While there have been drug laws on the books for many years, it was the inclusion of marijuana as a Schedule I drug on the U.S. Controlled Substances Act of 1970 (USCSA) that has been the biggest obstacle to the cannabis business being treated like the successful business that it is.

marijuana budsA Schedule I drug is considered very dangerous, has a high rate of addiction, and has no acceptable medicinal use.  While this description is clearly ridiculous when talking about marijuana, this is where Congress has scheduled it and doesn’t seem willing to do anything about it, and there have been several attempts. Continue reading

As we trudge through the final weeks of this arduous, divisive election, there is at least one matter on the ballot that is likely to unite: Marijuana. white house

Voters in nine states – including California, Florida and Massachusetts – will vote on Nov. 8th ballot proposals that permit recreational and/or medical use of marijuana. These initiatives are likely to create a huge push toward legalization. In all likelihood, whoever is elected to the president’s office and Congress will be under pressure to overhaul the failed drug laws of this country.

This is a big deal because even just a few years ago, marijuana legalization was seen as something of a fringe movement. Today, the latest Gallup poll revealed 6 in 10 Americans are in favor of legalizing marijuana for recreational purposes. That’s huge, particularly when we consider than in 2000, only 31 percent supported legalization. Take it back to 1969, and only 12 percent of voters were in favor of it. Continue reading

A doctor in Maine who specializes in osteopathic medicine was reprimanded by the New Hampshire state Board of Medicine over allegations of professional misconduct for penning a permission slip to the employer of a patient. doctorpatientrelationship

The doctor, who practices family medicine in both Maine and across the state line in New Hampshire, received the reprimand as part of a larger settlement over the incident, which he signed off on last month and which was approved this month by the state board of medicine.
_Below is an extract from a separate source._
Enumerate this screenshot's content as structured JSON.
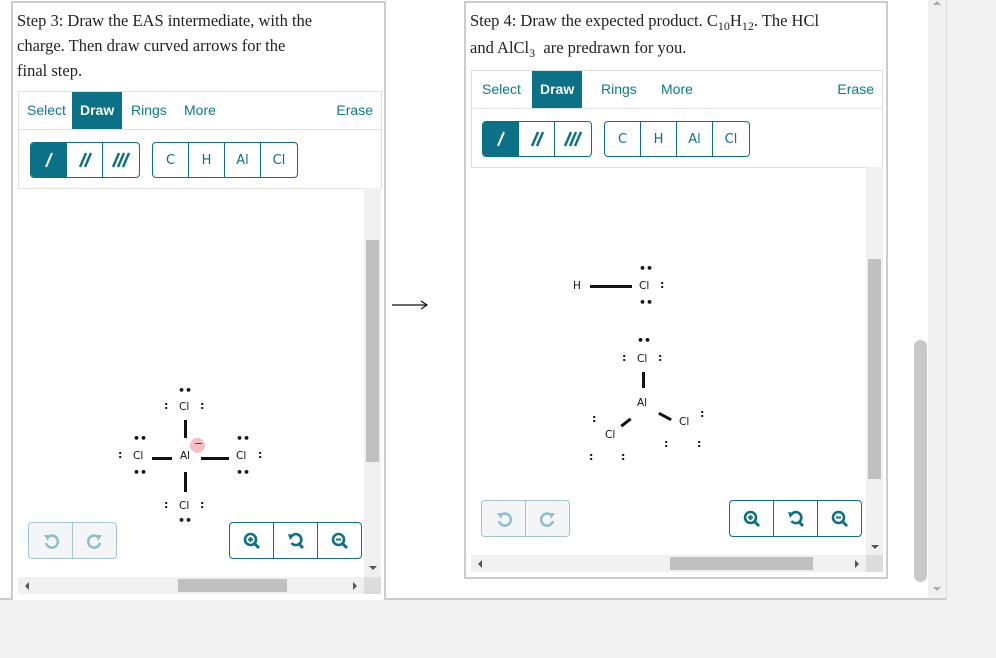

In addition to the reprimand, the physician agreed to under 11 hours of continuing medical education, which is going to include three hours of medical records documentation as well as five hours on substance abuse and another three hours on ethics.

The patient was allegedly being treated by the doctor, who understood the patient had a history of drug abuse. In early 2015, the patient revealed to her doctor that she had smoked marijuana recently, and then shortly thereafter had to take a drug test for her job. The patient then asked the doctor to write her a note that would indicate she had a valid prescription for medical marijuana. The doctor acquiesced her requests, indicating that she would occasionally use the drug for the purposes of helping her to sleep, stimulate her appetite as well as to cope with anxiety. There is no documentation in the medical record, according to the state board’s report, that the patient was counseled against using marijuana as medicine, given her prior history of known substance abuse.  Continue reading